Daylight saving time: When do the clocks go back in Germany?

DPA/The Local
DPA/The Local - [email protected]
Daylight saving time: When do the clocks go back in Germany?
A compilation of town hall clocks from around Germany. Photo: picture alliance/dpa

It's that time of year again: soon clocks around Germany will be set back an hour. When does the change occur, and how do Germans feel about the shift?


Twice a year, the clock in Germany is changed between summer time (Sommerzeit) and winter time (Winterzeit). However, the dates for the time shift (Zeitverscheibung) differ from year to year.

When will the time change to winter time in 2023?

Germany introduced the switch between summer and winter time in 1980 after the global oil crisis. The idea was that it would save energy by making the most of sunlight hours.

However, the switch continues to be unpopular, and eliminating it altogether has been a source of constant debate for decades. 

READ ALSO: When will Germany ditch the seasonal clock changes?

The changeover to winter time always takes place on the last Sunday in October. In 2023, the clocks will therefore shift from summer to winter time on October 29th. The changeover to daylight saving time took place on March 26th, 2023 - the last Sunday in March.

And unless you have an old-fashioned clock on the wall, whose arms you’ll need to shift manually, all of your devices will automatically update to the new time.

In Germany, the signal for the automatic time change comes from the Physikalisch-Technische Bundesanstalt (PTB) in Braunschweig.


The experts at the authority ensure that radio-controlled clocks, station clocks and many industrial clocks are supplied with the signal via a long-wave transmitter called DCF77, located in Mainflingen in Hesse.

Is the clock set forward or backwards?

When winter comes, it gets colder outside and we retreat for longer into our four walls. And so the clock is also turned back for winter time - from 3am. to 2am. This means that it gets light earlier in the morning - but darker earlier in the evening.

Some people might be drinking more coffee for a few days following the time change. Photo: Congerdesign/Pixabay

In summer, the weather is usually nicer and we would much rather spend our time outside. So in the warmer months, we also set the clock one hour ahead: from 2am to 3am. This means that it is light longer in the evening in Germany and people can be out and about for a longer time.

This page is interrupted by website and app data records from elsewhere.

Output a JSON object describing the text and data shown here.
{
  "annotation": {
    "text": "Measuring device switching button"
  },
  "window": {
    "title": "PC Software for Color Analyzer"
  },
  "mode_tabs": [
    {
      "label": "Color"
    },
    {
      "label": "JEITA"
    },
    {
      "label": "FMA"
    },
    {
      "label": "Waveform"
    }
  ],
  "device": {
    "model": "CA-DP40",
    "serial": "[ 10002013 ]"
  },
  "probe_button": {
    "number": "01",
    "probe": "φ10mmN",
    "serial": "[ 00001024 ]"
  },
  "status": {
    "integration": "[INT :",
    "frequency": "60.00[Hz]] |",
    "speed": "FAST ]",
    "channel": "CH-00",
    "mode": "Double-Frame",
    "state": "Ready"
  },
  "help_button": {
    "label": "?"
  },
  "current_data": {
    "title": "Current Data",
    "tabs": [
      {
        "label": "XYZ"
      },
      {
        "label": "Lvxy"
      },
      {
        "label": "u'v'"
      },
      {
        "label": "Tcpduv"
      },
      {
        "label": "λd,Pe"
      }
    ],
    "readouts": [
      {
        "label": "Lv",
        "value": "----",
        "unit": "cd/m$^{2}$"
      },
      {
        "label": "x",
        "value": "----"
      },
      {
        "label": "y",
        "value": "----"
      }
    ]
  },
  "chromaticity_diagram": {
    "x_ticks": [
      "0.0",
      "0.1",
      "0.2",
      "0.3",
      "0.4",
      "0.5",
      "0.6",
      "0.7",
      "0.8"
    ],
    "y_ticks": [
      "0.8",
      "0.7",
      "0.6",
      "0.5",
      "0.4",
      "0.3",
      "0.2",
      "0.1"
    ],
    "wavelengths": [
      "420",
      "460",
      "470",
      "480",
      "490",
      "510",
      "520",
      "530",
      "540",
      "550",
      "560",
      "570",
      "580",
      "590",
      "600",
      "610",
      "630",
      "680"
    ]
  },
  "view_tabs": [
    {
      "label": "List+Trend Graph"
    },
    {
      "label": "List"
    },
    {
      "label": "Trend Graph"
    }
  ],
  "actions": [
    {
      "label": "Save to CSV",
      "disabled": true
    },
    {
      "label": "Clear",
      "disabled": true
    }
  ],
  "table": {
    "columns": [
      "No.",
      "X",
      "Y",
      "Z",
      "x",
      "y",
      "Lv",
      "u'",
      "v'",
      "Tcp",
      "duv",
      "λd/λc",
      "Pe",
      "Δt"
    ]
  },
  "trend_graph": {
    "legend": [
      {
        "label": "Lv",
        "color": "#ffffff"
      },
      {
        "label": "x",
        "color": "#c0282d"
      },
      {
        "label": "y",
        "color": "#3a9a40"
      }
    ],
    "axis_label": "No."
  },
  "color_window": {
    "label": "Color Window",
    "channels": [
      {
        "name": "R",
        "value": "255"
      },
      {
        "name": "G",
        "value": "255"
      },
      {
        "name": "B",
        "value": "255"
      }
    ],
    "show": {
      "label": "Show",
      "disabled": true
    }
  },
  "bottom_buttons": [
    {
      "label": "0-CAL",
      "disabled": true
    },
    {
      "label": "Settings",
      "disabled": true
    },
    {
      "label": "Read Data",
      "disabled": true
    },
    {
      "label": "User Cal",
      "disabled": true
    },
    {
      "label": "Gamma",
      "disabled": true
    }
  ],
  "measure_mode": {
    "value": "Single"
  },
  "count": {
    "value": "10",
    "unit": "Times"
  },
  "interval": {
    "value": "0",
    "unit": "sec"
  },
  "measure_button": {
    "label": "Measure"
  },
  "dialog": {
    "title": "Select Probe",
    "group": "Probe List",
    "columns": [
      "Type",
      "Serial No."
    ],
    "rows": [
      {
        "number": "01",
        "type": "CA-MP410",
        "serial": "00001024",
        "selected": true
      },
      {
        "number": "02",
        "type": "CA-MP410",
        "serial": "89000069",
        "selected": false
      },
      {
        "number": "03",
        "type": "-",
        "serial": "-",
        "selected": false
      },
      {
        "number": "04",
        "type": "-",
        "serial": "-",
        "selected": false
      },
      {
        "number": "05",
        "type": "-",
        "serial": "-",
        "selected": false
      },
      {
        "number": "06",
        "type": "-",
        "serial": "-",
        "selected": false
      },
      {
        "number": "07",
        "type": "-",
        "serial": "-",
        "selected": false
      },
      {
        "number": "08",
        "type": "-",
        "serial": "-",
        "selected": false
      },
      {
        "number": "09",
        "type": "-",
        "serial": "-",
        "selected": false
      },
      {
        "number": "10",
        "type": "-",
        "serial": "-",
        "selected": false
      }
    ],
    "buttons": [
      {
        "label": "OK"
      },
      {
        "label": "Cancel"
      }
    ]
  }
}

If you struggle to remember which way the clocks go, there's a helpful mnemonic for American English speakers: spring forwards and fall backwards. 

Time change: similar to jetlag

"Many people manage the time change without any problems," sleep physician Kneginja Richter, chief physician of the Curamed Day Clinic Nuremberg and professor at the Nuremberg University of Technology, told DPA. 

But some people do feel the change. "The clock was invented to structure our activities," said Richter.

Yet if we were to follow our sleep-wake rhythm - completely free of clock times - it would be longer - or shorter -  than 24 hours for many people.


Those who tend to sleep poorly may find it harder to cope with the time change, with age playing a major role.

"From the age of 55, the pineal gland in the brain releases less melatonin, the sleep hormone," added Richter. This can be a risk factor for sleep disorders - and thus make you more sensitive to the time change.

How to adjust to the change

Our expectations can also influence how well we cope with the change. After all, the time change doesn't come out of nowhere - it creeps into our consciousness days before.

"And if we know we're sensitive to it, we may programme ourselves to think, 'oh, I'm going to sleep badly this week too'," said Richter. This thought can stress us out so much that we find it even more difficult to rest.

Richter also advised slightly adjusting your sleep rhythm by a few minutes each day before the time change comes into effect.

Those who missed this opportunity can rely on another tip from the sleep physician: "Light, light, light. Because the more light we get during the day, the more energy we feel and the easier it is to cope with problems like the time change."

READ ALSO: Everything that changes in Germany in October 2023


What do people in Germany think about the clock changes?

Germans might take these tips to heart, but in Germany public opinion is resoundingly in favour of scrapping the hour change.

A opinion poll by YouGov in 2021 found 71 percent of Germans are in favour of abolishing the practice of changing the clocks in spring and autumn.

In a survey published by the health insurance company DAK-Gesundheit, 78 percent were in favour of abolishing the time change, and 30 percent of respondents said they had experienced health or psychological problems after the clocks changed.

Meanwhile, a KKH survey provided a similar picture. A total of 24 percent said they were irritable or tired in the days after the time change, and 26 percent had trouble falling asleep or sleeping through the night.


Join the conversation in our comments section below. Share your own views and experience and if you have a question or suggestion for our journalists then email us at [email protected].
Please keep comments civil, constructive and on topic – and make sure to read our terms of use before getting involved.

Please log in to leave a comment.

See Also